### Task to carry out
Exact repetition of every record is required.

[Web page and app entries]

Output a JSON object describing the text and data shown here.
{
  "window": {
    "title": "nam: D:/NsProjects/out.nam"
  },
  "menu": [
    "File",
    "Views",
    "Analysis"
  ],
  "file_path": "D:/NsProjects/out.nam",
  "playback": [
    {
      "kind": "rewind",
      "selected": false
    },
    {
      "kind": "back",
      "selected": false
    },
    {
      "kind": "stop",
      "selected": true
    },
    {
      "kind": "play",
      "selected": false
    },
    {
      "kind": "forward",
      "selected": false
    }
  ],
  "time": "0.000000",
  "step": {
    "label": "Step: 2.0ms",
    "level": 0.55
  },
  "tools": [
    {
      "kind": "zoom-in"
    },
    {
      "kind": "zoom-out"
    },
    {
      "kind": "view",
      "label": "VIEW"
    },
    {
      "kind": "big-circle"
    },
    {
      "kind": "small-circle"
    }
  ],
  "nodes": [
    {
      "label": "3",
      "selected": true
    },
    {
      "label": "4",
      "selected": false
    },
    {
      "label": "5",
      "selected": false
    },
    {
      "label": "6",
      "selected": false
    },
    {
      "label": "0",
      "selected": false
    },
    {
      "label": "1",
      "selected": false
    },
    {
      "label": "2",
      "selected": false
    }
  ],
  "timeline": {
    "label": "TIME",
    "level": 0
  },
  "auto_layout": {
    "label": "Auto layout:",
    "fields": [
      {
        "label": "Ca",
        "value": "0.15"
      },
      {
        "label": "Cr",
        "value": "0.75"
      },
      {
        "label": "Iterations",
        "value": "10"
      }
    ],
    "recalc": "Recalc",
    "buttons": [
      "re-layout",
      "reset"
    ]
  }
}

### Written reply
Output a JSON object describing the text and data shown here.
{
  "window": {
    "title": "nam: D:/NsProjects/out.nam"
  },
  "menu": [
    "File",
    "Views",
    "Analysis"
  ],
  "file_path": "D:/NsProjects/out.nam",
  "playback": [
    {
      "kind": "rewind",
      "selected": false
    },
    {
      "kind": "back",
      "selected": false
    },
    {
      "kind": "stop",
      "selected": true
    },
    {
      "kind": "play",
      "selected": false
    },
    {
      "kind": "forward",
      "selected": false
    }
  ],
  "time": "0.000000",
  "step": {
    "label": "Step: 2.0ms",
    "level": 0.55
  },
  "tools": [
    {
      "kind": "zoom-in"
    },
    {
      "kind": "zoom-out"
    },
    {
      "kind": "view",
      "label": "VIEW"
    },
    {
      "kind": "big-circle"
    },
    {
      "kind": "small-circle"
    }
  ],
  "nodes": [
    {
      "label": "3",
      "selected": true
    },
    {
      "label": "4",
      "selected": false
    },
    {
      "label": "5",
      "selected": false
    },
    {
      "label": "6",
      "selected": false
    },
    {
      "label": "0",
      "selected": false
    },
    {
      "label": "1",
      "selected": false
    },
    {
      "label": "2",
      "selected": false
    }
  ],
  "timeline": {
    "label": "TIME",
    "level": 0
  },
  "auto_layout": {
    "label": "Auto layout:",
    "fields": [
      {
        "label": "Ca",
        "value": "0.15"
      },
      {
        "label": "Cr",
        "value": "0.75"
      },
      {
        "label": "Iterations",
        "value": "10"
      }
    ],
    "recalc": "Recalc",
    "buttons": [
      "re-layout",
      "reset"
    ]
  }
}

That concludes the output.